What is being asked:
The word "true" marks the lines to copy; find all of them in the entries below.

--------------------------------------------------

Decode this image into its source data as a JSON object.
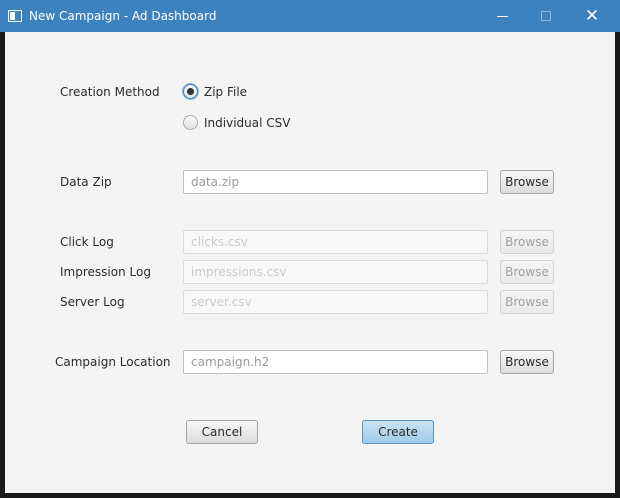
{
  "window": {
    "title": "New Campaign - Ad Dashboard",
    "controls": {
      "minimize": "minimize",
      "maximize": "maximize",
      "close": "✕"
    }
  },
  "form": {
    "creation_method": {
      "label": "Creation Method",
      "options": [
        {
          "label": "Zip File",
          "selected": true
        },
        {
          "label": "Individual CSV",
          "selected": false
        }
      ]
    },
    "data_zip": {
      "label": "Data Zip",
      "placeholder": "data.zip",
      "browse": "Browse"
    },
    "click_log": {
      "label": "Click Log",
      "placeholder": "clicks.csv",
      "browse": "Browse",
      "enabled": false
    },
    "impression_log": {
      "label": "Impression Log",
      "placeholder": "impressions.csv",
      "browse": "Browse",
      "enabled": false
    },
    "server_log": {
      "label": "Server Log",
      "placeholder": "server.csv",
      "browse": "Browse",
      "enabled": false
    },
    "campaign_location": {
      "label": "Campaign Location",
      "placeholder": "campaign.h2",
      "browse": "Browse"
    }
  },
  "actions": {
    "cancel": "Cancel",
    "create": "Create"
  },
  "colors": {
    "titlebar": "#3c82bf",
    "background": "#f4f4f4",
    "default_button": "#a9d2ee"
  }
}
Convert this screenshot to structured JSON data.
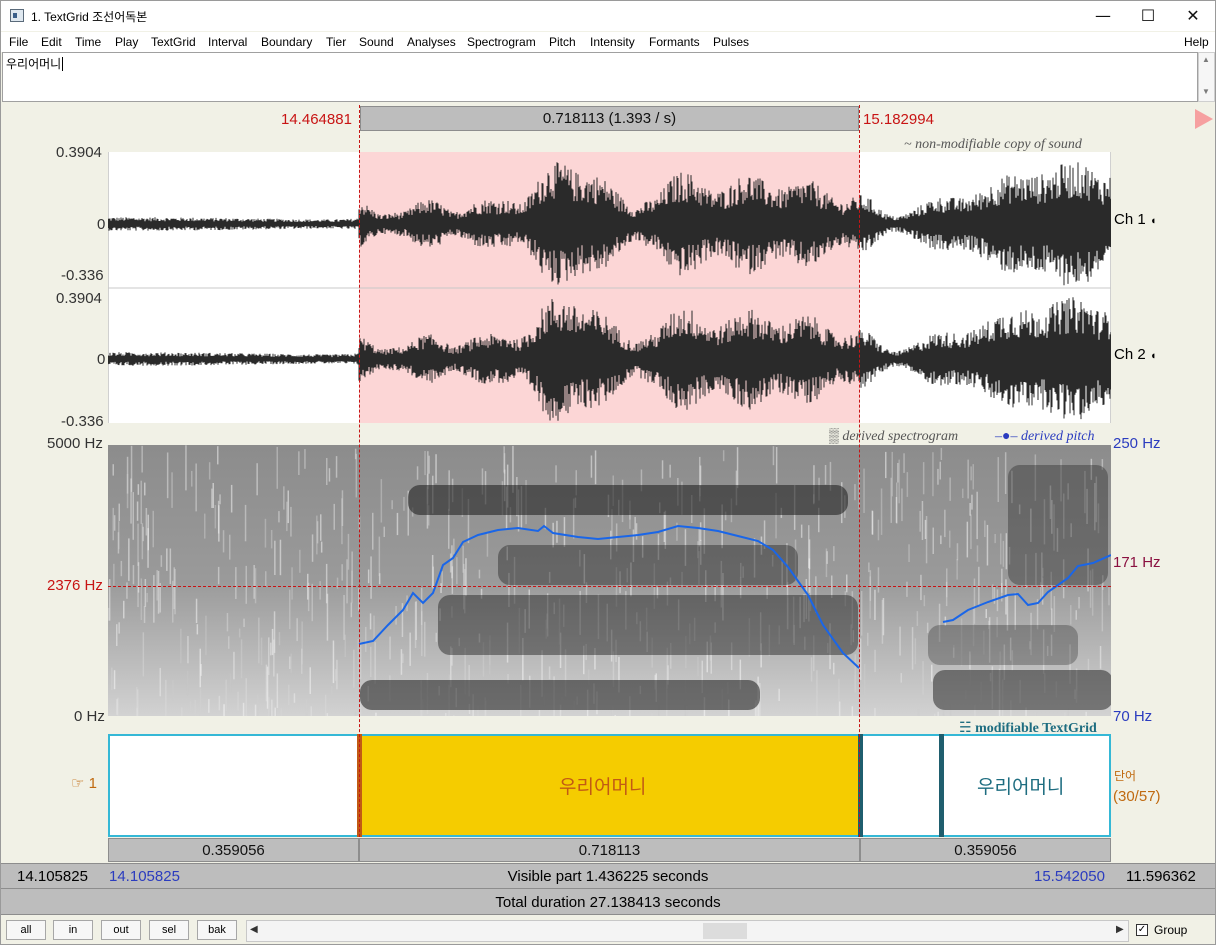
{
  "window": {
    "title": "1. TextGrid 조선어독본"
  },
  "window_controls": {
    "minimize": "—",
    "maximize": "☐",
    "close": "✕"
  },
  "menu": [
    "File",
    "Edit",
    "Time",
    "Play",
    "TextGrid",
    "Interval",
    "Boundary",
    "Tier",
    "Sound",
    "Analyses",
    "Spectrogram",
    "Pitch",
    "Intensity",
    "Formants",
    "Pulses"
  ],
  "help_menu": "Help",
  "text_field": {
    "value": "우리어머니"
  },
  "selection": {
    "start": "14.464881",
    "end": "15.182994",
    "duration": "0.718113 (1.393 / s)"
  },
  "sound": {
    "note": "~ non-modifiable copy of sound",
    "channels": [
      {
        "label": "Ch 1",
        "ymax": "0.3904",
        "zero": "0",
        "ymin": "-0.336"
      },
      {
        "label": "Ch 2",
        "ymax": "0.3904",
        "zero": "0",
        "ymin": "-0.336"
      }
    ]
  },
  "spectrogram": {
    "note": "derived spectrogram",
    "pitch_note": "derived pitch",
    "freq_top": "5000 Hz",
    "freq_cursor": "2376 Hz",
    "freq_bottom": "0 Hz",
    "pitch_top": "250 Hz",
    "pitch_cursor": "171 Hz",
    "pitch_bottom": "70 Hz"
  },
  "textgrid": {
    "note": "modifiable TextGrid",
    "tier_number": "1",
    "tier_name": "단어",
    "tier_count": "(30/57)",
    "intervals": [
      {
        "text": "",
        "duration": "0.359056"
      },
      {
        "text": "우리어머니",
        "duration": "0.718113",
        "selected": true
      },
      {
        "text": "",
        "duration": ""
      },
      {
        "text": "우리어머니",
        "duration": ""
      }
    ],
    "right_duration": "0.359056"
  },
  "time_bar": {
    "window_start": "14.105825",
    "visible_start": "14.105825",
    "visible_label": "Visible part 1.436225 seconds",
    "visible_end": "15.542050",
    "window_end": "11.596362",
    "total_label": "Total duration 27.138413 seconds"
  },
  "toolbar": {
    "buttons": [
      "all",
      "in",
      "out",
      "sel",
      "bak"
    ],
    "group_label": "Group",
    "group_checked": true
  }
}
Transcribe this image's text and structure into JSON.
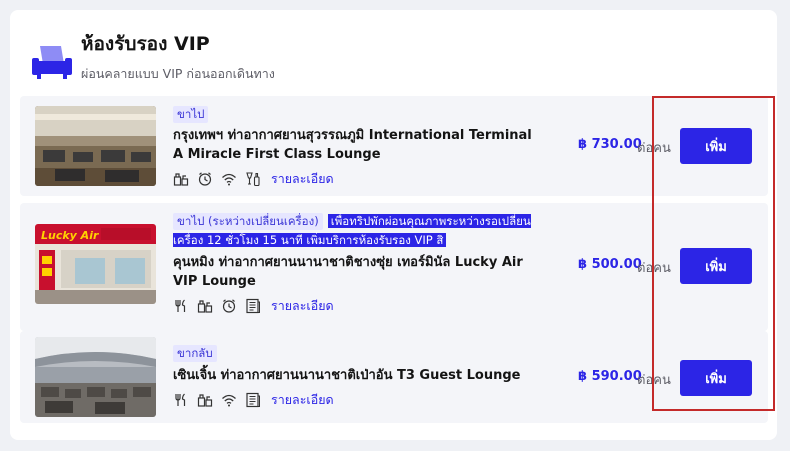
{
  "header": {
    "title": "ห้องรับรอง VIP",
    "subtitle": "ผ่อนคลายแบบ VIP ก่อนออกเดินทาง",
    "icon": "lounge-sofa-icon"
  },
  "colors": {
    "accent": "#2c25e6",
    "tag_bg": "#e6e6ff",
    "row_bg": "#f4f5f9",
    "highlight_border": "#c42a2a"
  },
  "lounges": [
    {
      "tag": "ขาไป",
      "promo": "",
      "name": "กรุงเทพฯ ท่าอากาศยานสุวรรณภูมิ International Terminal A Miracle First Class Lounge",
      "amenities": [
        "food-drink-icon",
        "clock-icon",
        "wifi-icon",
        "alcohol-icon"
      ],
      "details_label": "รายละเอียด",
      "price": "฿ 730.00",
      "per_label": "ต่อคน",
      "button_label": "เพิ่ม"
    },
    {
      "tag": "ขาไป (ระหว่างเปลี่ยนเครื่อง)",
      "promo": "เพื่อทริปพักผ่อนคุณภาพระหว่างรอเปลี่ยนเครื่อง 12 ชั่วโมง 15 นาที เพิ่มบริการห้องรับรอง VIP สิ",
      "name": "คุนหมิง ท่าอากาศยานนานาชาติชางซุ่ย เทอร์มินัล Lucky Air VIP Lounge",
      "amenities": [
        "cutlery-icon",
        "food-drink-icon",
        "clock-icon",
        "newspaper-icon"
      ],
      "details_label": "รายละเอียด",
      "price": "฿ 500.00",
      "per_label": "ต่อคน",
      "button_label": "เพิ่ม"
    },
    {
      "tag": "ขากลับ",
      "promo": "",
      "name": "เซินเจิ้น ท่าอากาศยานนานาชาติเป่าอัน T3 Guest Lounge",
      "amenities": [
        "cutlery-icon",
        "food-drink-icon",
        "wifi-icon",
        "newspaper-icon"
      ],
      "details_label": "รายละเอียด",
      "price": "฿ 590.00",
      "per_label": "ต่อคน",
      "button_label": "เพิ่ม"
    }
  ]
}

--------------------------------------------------

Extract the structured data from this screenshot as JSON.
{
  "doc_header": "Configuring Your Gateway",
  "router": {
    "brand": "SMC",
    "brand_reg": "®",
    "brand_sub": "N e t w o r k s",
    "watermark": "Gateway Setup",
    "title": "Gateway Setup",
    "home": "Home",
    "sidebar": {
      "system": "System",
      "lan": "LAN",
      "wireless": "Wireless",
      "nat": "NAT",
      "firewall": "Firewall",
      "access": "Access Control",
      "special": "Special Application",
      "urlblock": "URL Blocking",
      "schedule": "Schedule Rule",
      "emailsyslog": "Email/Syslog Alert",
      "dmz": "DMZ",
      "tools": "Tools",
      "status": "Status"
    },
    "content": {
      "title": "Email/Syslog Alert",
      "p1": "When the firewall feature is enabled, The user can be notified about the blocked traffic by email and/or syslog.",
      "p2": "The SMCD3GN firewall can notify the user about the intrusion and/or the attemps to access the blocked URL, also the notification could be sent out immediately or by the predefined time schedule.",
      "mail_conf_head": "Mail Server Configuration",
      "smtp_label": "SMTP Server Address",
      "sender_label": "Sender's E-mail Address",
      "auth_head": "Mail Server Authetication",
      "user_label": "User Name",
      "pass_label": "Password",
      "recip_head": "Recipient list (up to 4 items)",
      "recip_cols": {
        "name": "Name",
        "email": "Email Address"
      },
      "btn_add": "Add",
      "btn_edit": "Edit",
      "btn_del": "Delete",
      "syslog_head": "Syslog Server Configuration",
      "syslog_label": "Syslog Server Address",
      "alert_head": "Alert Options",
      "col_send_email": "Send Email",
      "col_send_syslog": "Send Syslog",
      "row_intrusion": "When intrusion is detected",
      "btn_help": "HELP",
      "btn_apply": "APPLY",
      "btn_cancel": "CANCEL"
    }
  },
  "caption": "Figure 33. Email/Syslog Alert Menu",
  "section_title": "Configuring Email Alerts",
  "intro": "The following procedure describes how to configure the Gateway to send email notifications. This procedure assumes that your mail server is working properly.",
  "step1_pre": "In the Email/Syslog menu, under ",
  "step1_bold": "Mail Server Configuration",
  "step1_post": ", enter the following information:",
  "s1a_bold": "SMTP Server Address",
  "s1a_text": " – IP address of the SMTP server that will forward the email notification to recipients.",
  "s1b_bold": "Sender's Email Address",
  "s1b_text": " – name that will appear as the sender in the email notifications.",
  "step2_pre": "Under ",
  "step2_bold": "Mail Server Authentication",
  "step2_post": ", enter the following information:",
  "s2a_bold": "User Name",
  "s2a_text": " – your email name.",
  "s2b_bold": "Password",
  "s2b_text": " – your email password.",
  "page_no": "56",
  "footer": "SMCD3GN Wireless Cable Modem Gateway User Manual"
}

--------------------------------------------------

Task solution:
          "selected": true
        "selected": true
    "group_checked": true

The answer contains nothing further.